Ken Cockrel Jr. became the city's new mayor Friday, vaulted into office by a sex scandal that destroyed the reign of Kwame Kilpatrick and threw Detroit's government into chaos for months.
Cockrel, who was president of the City Council, took the oath of office Wednesday, but the change didn't take effect until 12:01 a.m. Friday. A public ceremony was scheduled for later Friday.
Cockrel has hired a former federal prosecutor as deputy mayor, picked a police chief and urged residents to put their trust in the new team at City Hall.
In remarks to reporters this week, he said getting his hands on the city's budget problems is a priority. Cockrel already has met with outside auditors.
"When you have your financial house in order, it makes it a lot easier to do the other things that you want to do," the 42-year-old former newspaper reporter said.
Click here to read Kilpatrick's resignation letter (PDF).
Kilpatrick, a Democrat, left office Thursday and will go to jail next month as part of a recent plea deal with prosecutors. He admitted lying on the witness stand in a civil lawsuit over the firing of two police officers.
Before taking a trip outside Michigan, Kilpatrick released a statement urging residents to get behind Cockrel, a fellow Democrat.
"He will need your support because the job of mayor requires making the tough but not always popular decisions in order to advance our city," said Kilpatrick, mayor for nearly seven years.
His problems began in January when the Detroit Free Press published red-hot text messages between Kilpatrick and top aide Christine Beatty, which contradicted courtroom denials of an extramarital affair and led to charges of perjury and obstruction of justice.
Separately, the City Council said it didn't know that an $8.4-million settlement with three former officers last year included a side deal to keep a lid on the lusty messages.
Saul Green, a former federal prosecutor, will become deputy mayor. In his second high-profile hire, Cockrel named a former deputy police chief, James Barren, 57, as police chief. Ella Bully-Cummings retired when Kilpatrick pleaded guilty to obstruction of justice.
"He is the general," Cockrel said of Barren. "He is the one that is going to be calling the shots.
"I don't see myself as the sort of mayor that wants to be reaching his hands into the inner workings of the police department. We have seen recently where that can lead," he said in a reference to Kilpatrick.
Kilpatrick's term runs through 2009. The winner of a nonpartisan special election May 5 will fill the balance of the term.
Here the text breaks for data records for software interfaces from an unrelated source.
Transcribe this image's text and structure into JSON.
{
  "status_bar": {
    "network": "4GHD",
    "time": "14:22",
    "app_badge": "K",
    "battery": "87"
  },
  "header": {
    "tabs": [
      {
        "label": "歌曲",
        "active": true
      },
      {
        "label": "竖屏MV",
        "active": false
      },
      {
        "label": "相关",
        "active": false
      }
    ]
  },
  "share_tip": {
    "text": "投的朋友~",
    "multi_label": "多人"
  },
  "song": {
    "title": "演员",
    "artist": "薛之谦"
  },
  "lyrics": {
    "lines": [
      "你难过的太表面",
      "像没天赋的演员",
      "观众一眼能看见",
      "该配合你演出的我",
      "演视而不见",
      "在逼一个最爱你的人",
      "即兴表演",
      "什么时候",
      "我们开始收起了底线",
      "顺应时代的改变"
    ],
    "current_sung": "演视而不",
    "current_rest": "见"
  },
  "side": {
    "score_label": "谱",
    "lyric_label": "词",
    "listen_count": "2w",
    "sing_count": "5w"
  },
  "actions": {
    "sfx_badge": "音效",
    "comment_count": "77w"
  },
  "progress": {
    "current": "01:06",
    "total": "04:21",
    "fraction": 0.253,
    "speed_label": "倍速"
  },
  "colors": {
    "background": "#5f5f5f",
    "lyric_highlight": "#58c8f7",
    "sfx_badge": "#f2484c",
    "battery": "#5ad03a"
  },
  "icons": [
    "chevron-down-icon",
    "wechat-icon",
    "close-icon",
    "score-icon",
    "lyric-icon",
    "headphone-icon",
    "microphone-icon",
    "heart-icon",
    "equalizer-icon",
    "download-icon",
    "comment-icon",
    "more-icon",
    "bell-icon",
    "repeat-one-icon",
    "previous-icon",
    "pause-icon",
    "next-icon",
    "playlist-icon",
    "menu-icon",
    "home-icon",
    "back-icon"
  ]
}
A primary election to trim the field to two candidates will be held Feb. 24.
Kilpatrick's 120-day jail sentence starts Oct. 28.